Albert Heinrich 1870 - 1950 (pic circa 1920)


Heinrich Albert was born in Würzburg and initially learned violin and horn, studying the latter at the Königliche Musikschule [Royal Music School] Würzburg (1881–8). Following his studies he played in various orchestras in Germany, Sweden, Switzerland, and Russia. Between 1895 and 1900 he was a member of the Kaim Orchestra, the predecessor of the Munich Philharmonic, playing under such renowned conductors as Felix Weingartner, Arthur Nikisch, Ferdinand Löwe, and Gustav Mahler.[1] Around 1892 he began to teach himself the guitar, aided, from about 1905, by Luigi Mozzani.

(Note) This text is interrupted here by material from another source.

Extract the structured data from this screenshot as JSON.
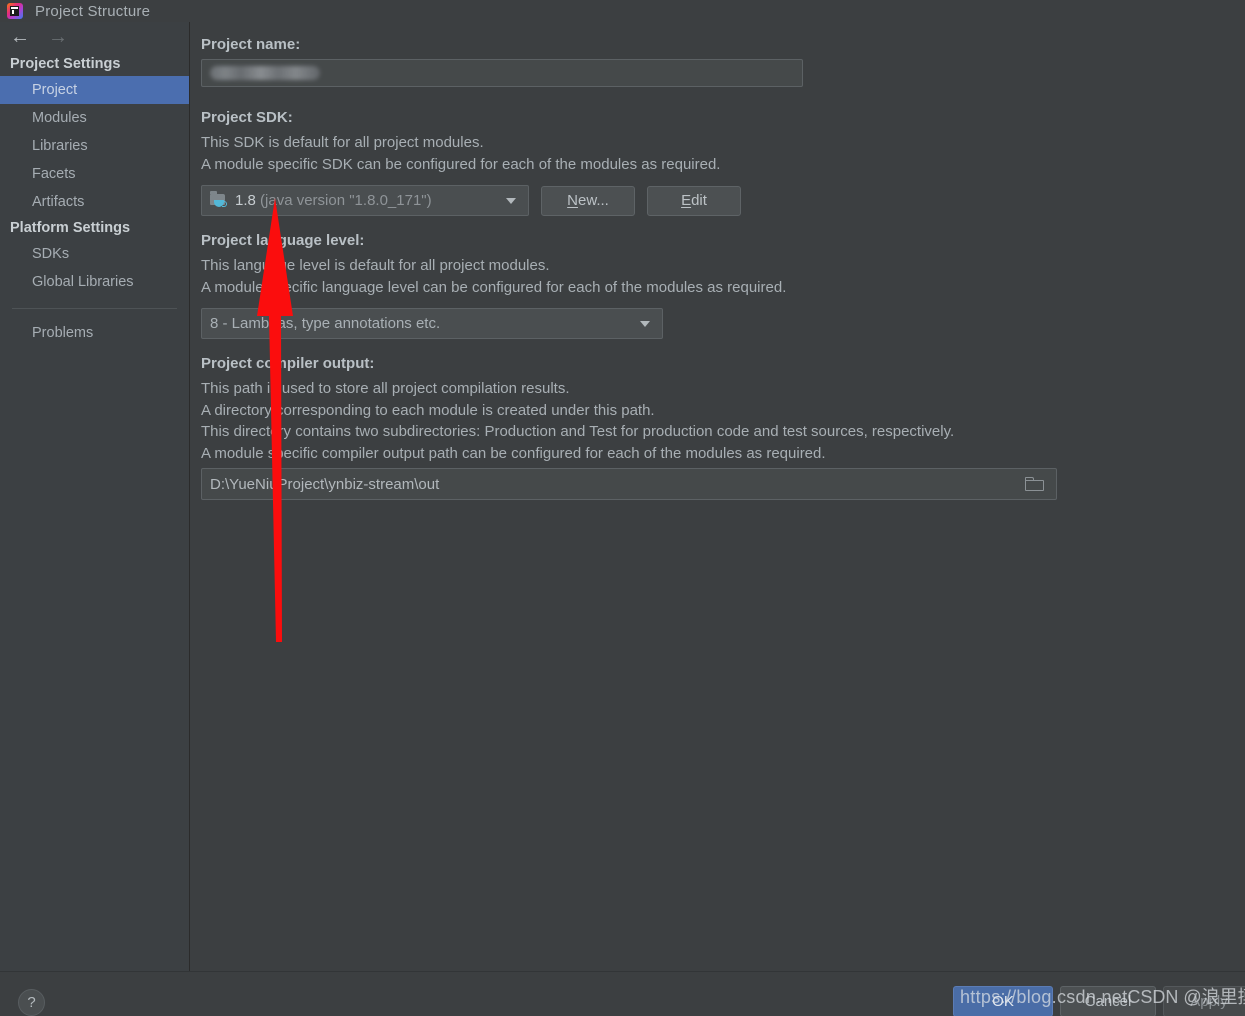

His performing career, both as guitarist and as conductor of a mandolin orchestra, lasted from 1900 to 1943.[2] In 1900 he began to establish himself as a full-time teacher of guitar and mandolin in Munich. Among his most prominent pupils were Luise Walker and the comedian Karl Valentin. In 1909, he was appointed "Kammervirtuose" [chamber virtuoso] by Marie of Bavaria. Around 1910, he founded a unique guitar quartet following the principles of the string quartet, using instruments in various sizes. Apart from his compositions and arrangements, Albert edited a number of guitar tutorials, notably the Moderner Lehrgang des künstlerischen Gitarrespiels (5 volumes, 1914–9). The increasing success of the Spanish approach to the guitar after 1920 seems to have frustrated him.

The Hamburg-based Heinrich Albert Duo is named after him. In 2007, they issued a CD with the collected duos by Albert (see 'Selected recordings').


As a teacher, composer and editor of guitar music around 1900, Heinrich Albert's only "rival" in Europe was Francico Tarrega. In comparison to Tárrega, Albert was more active in editing chamber music including the guitar, less so for solo guitar. He arranged and published 11 volumes of "Hausmusik" for flute or violin, viola and guitar and 23 volumes of Die Gitarre in der Haus- und Kammermusik vor 100 Jahren [The guitar in home and chamber music 100 years ago] (from 1918).

Albert's 5-volume guitar method was unrivalled in German-speaking countries for several decades and have unjustly fallen into neglect, as several experts acknowledge their value to this day.[4]

As a composer, Albert was a Classicist, occasionally using a freer harmonic approach with an accessible degree of technical difficulty. Some of his music makes use of elements of Italian and Spanish folkmusic. His works were played by most major guitarists in the first half of the 20th century. He was then largely forgotten and has been rediscovered only after around 2000.



Jose Ferrer Collection




Zoran Anic 

Heinrich Albert 

Sonata No.1



 Andrés Segovia plays Gavotte by Ponce, Grand Solo by Sor , Villa Lobos and more  at Daniele Magli's  guitar blog Segovia style :  https://danielemagli.blogspot.it/2017...